As a hardhearted detective might say, dead disk drives tell no tales. Or at least they don't after two Twin Cities companies are done with them.

Worried about data and identity theft, businesses are paying good money to have old computer disk drives beaten to a pulp so that their information can't be stolen.

At the Secure 360 computer security conference in St. Paul last week, Charlie Gaetz held up a plastic bag of metal confetti.

"You'll have a hard time recovering any information from that disk drive," said Gaetz, an account representative for Shred-it Minnesota, a 68-employee data-destruction company in Brooklyn Park.

Twenty feet away, Ryan Laber of St. Paul-based Asset Recovery Corp. was smashing disk drives using an enclosed punch press that mangled the units with 12,000 pounds of pressure.

"Most people think you can destroy a hard disk with a hammer or a drill," said Laber, the director of outside sales for Asset Recovery, which has 60 employees.

"But a hammer may not destroy a drive with two data disks, and a drill destroys only part of the disk.
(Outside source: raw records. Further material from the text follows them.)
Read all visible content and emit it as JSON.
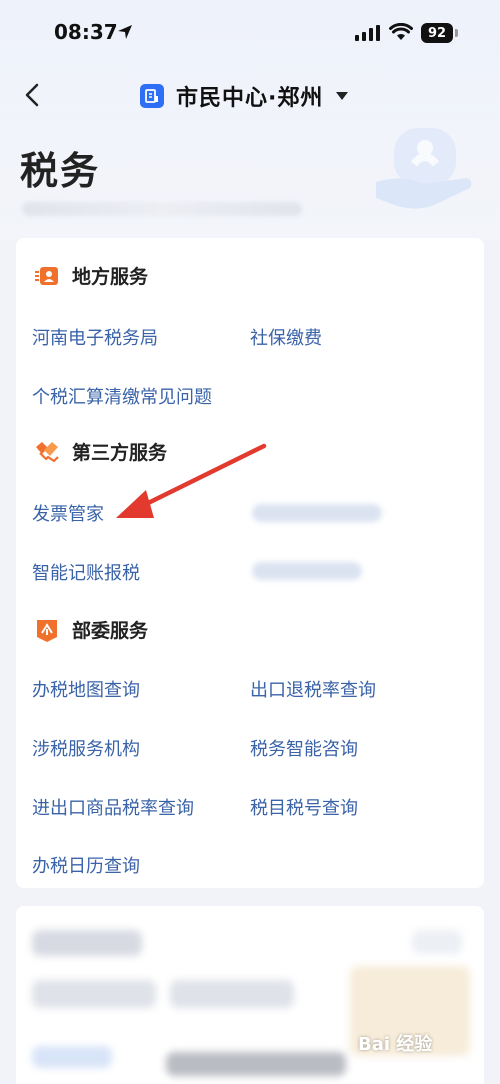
{
  "status_bar": {
    "time": "08:37",
    "battery": "92"
  },
  "nav": {
    "title": "市民中心·郑州"
  },
  "page": {
    "title": "税务"
  },
  "sections": {
    "local": {
      "title": "地方服务",
      "items": [
        "河南电子税务局",
        "社保缴费",
        "个税汇算清缴常见问题"
      ]
    },
    "third_party": {
      "title": "第三方服务",
      "items": [
        "发票管家",
        "智能记账报税"
      ]
    },
    "ministry": {
      "title": "部委服务",
      "items": [
        "办税地图查询",
        "出口退税率查询",
        "涉税服务机构",
        "税务智能咨询",
        "进出口商品税率查询",
        "税目税号查询",
        "办税日历查询"
      ]
    }
  },
  "watermark": "Bai 经验",
  "colors": {
    "link": "#3a63a8",
    "accent_orange": "#f0712c",
    "accent_blue": "#2f6ff5",
    "annotation_red": "#e23a2e"
  }
}
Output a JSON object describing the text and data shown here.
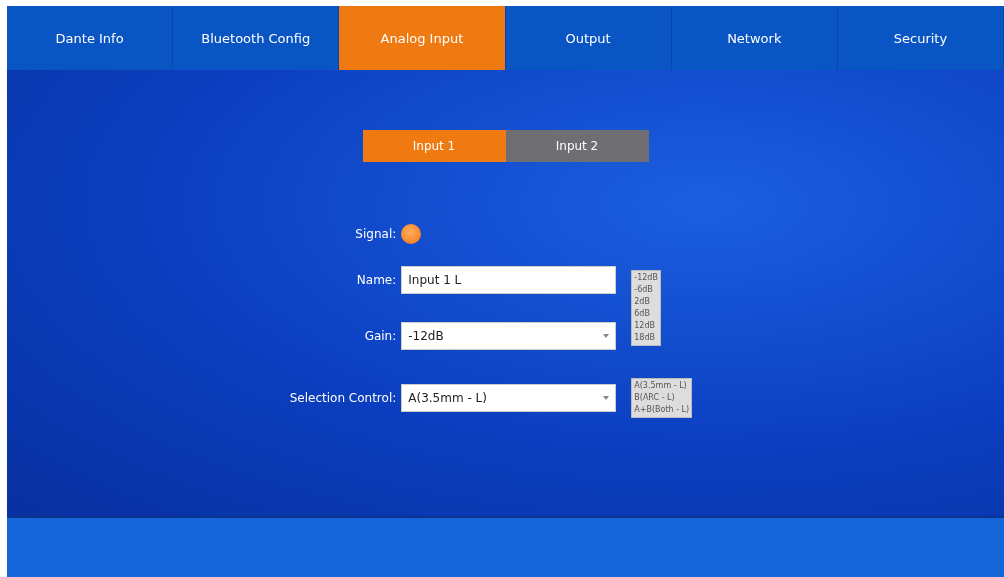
{
  "tabs": [
    {
      "label": "Dante Info",
      "selected": false
    },
    {
      "label": "Bluetooth Config",
      "selected": false
    },
    {
      "label": "Analog Input",
      "selected": true
    },
    {
      "label": "Output",
      "selected": false
    },
    {
      "label": "Network",
      "selected": false
    },
    {
      "label": "Security",
      "selected": false
    }
  ],
  "input_tabs": [
    {
      "label": "Input 1",
      "selected": true
    },
    {
      "label": "Input 2",
      "selected": false
    }
  ],
  "signal": {
    "label": "Signal:",
    "on": true
  },
  "name": {
    "label": "Name:",
    "value": "Input 1 L"
  },
  "gain": {
    "label": "Gain:",
    "value": "-12dB",
    "options": [
      "-12dB",
      "-6dB",
      "2dB",
      "6dB",
      "12dB",
      "18dB"
    ]
  },
  "selection_control": {
    "label": "Selection Control:",
    "value": "A(3.5mm - L)",
    "options": [
      "A(3.5mm - L)",
      "B(ARC - L)",
      "A+B(Both - L)"
    ]
  }
}
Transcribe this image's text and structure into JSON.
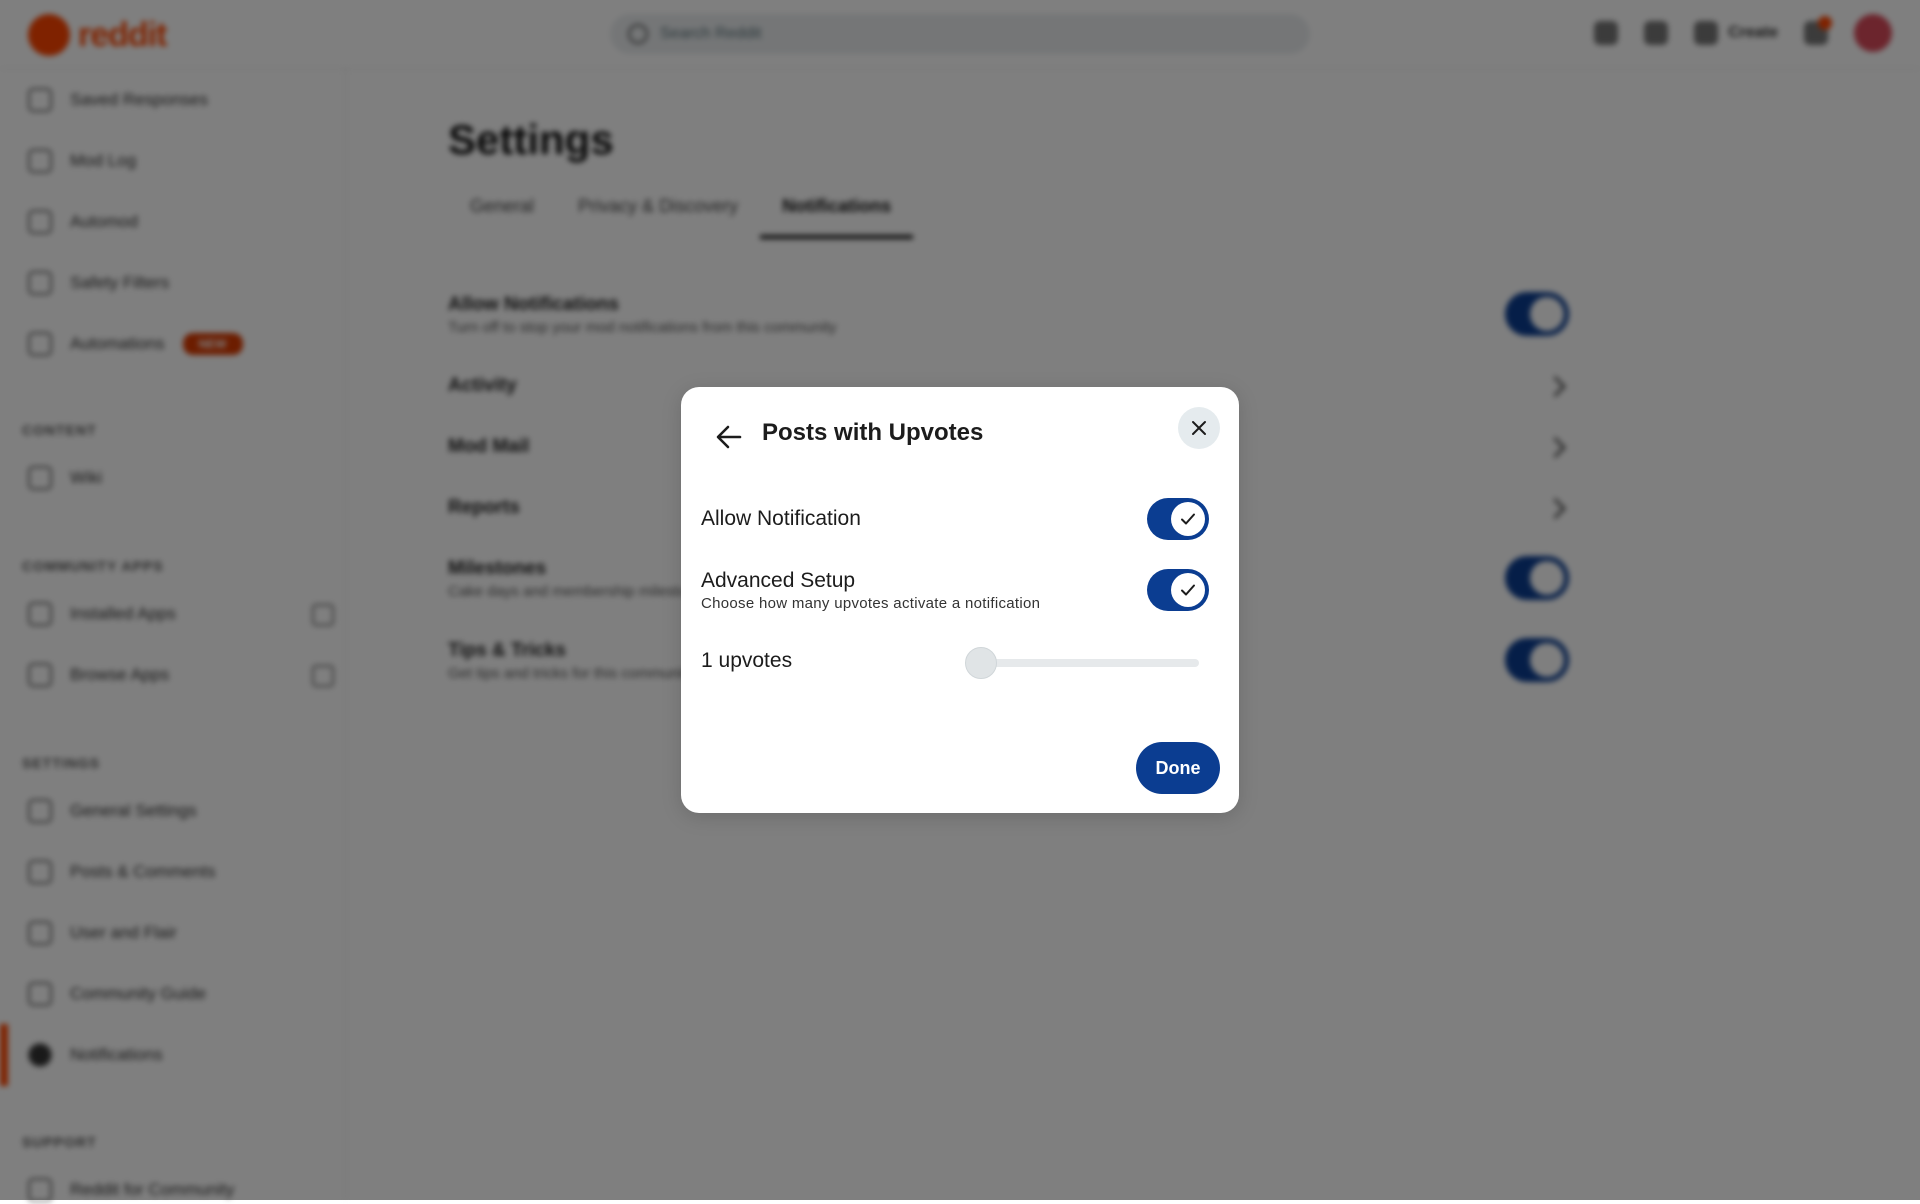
{
  "header": {
    "logo_text": "reddit",
    "search_placeholder": "Search Reddit",
    "create_label": "Create"
  },
  "sidebar": {
    "items_top": [
      {
        "label": "Saved Responses"
      },
      {
        "label": "Mod Log"
      },
      {
        "label": "Automod"
      },
      {
        "label": "Safety Filters"
      },
      {
        "label": "Automations",
        "badge": "NEW"
      }
    ],
    "sections": [
      {
        "heading": "CONTENT",
        "items": [
          {
            "label": "Wiki"
          }
        ]
      },
      {
        "heading": "COMMUNITY APPS",
        "items": [
          {
            "label": "Installed Apps"
          },
          {
            "label": "Browse Apps"
          }
        ]
      },
      {
        "heading": "SETTINGS",
        "items": [
          {
            "label": "General Settings"
          },
          {
            "label": "Posts & Comments"
          },
          {
            "label": "User and Flair"
          },
          {
            "label": "Community Guide"
          },
          {
            "label": "Notifications"
          }
        ]
      },
      {
        "heading": "SUPPORT",
        "items": [
          {
            "label": "Reddit for Community"
          }
        ]
      }
    ]
  },
  "main": {
    "title": "Settings",
    "tabs": [
      {
        "label": "General"
      },
      {
        "label": "Privacy & Discovery"
      },
      {
        "label": "Notifications",
        "active": true
      }
    ],
    "rows": [
      {
        "title": "Allow Notifications",
        "subtitle": "Turn off to stop your mod notifications from this community"
      },
      {
        "title": "Activity"
      },
      {
        "title": "Mod Mail"
      },
      {
        "title": "Reports"
      },
      {
        "title": "Milestones",
        "subtitle": "Cake days and membership milestones"
      },
      {
        "title": "Tips & Tricks",
        "subtitle": "Get tips and tricks for this community"
      }
    ]
  },
  "modal": {
    "title": "Posts with Upvotes",
    "options": [
      {
        "label": "Allow Notification",
        "enabled": true
      },
      {
        "label": "Advanced Setup",
        "description": "Choose how many upvotes activate a notification",
        "enabled": true
      }
    ],
    "slider": {
      "label": "1 upvotes",
      "value": 1,
      "min": 1,
      "max": 100
    },
    "done_label": "Done"
  },
  "colors": {
    "accent": "#0b3d91",
    "brand": "#ff4500",
    "overlay": "rgba(0,0,0,0.5)"
  }
}
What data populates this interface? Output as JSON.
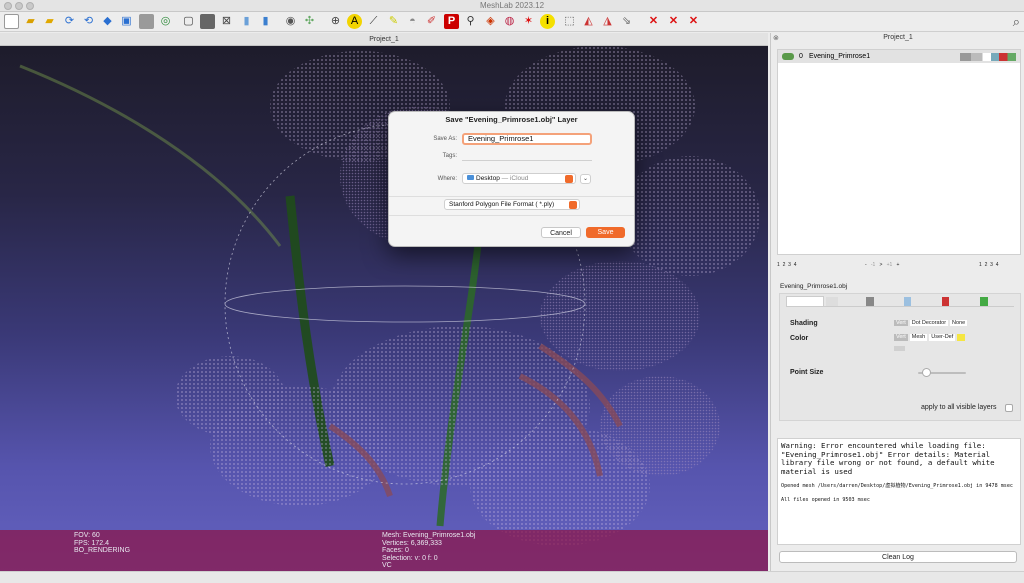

Our machine smashes the drive electronics into all the disks."

Companies as dissimilar as banks and hospitals are paying to have their disk drives destroyed, as a good security practice as well as to comply with federal government privacy regulations such as HIPAA (Health Insurance Portability and Accountability Act), Sarbanes-Oxley (Public Company Accounting Reform and Investor Protection Act) and FACTA (Fair and Accurate Credit Transactions Act).

To help companies show their banks and accountants that they complied with these government mandates, Shred-it and Asset Recovery offer to bring their disk-destruction equipment to a company's office, obliterate the disks in front of customer witnesses and provide written certification of the destruction. It costs about $10 a disk.

They are two of a handful of companies offering disk-drive destruction in the Twin Cities. Competition is so fierce that the companies even brag about the speed of their service. Asset Recovery says it can smash one disk drive every 15 seconds. Shred-it says it can pulverize a drive in about 6 seconds.

Of course there are other ways to get rid of data besides smashing a disk drive. "Disk eraser" programs overwrite a disk seven times with zeros or random numbers -- something that Asset Recovery offers as an option. There also are devices that wipe disks clean using magnetic fields, a process called "degaussing."

Overwriting may not do it

So why the appetite for destruction?

"Overwriting the information on a disk may be enough to destroy the data, but there are a lot of savvy criminals out there," said Josh Meyer, a facilities specialist at St. Paul's Bremer Bank who uses the Shred-it service to destroy 50 disk drives a year. "Even if the odds are very small that something might happen to that data, they're never small enough unless they're zero -- so we're zeroing out the chances."

Asset Recovery crushes disks as part of its computer recycling operations, which also include services such as removing corporate asset tags before reselling used computer equipment on behalf of a corporation. While the company sells its crushers for $5,000 each, it says most customers would rather buy the service than do it themselves.

Shred-it pulverizes disk drives as an extension of its 20-year-old document shredding business; the disk drives are shredded in similar machines with a 40-inch-long rotating shaft with knife blades every half-inch. The firm, a privately owned franchisee of Shred-it, a Canadian company, won't sell its machines because they contain proprietary technology.

Both companies say they're environmentally friendly, because they send out the remnants of destroyed disk drives for reclamation of the aluminum, copper and lead they contain and appropriate disposal of the rest.

Asset Recovery also destroys other computer-like devices that hold data, such as magnetic backup tapes, personal digital assistants, cell phones and copiers. Shred-it also destroys DVDs and CDs, backup tapes and finger-size flash drives.

Both companies focus on businesses, but they'll also provide services to consumers. Asset Recovery will destroy your disk drive as part of recycling your old computer and monitor for about $30.

Rising sales of disk drives in 2007 -- unit shipments rose 18.9 percent worldwide last year according to California research firm iSuppli Corp. -- suggests that the two firms may be in the destruction business for a long time to come.

"Most people are still not aware that you can destroy a disk drive the way we do," said Tom Vettel, president of Shred-it Minnesota.

"Once it becomes more popular, it could be a real growth market."

Steve Alexander • 612-673-4553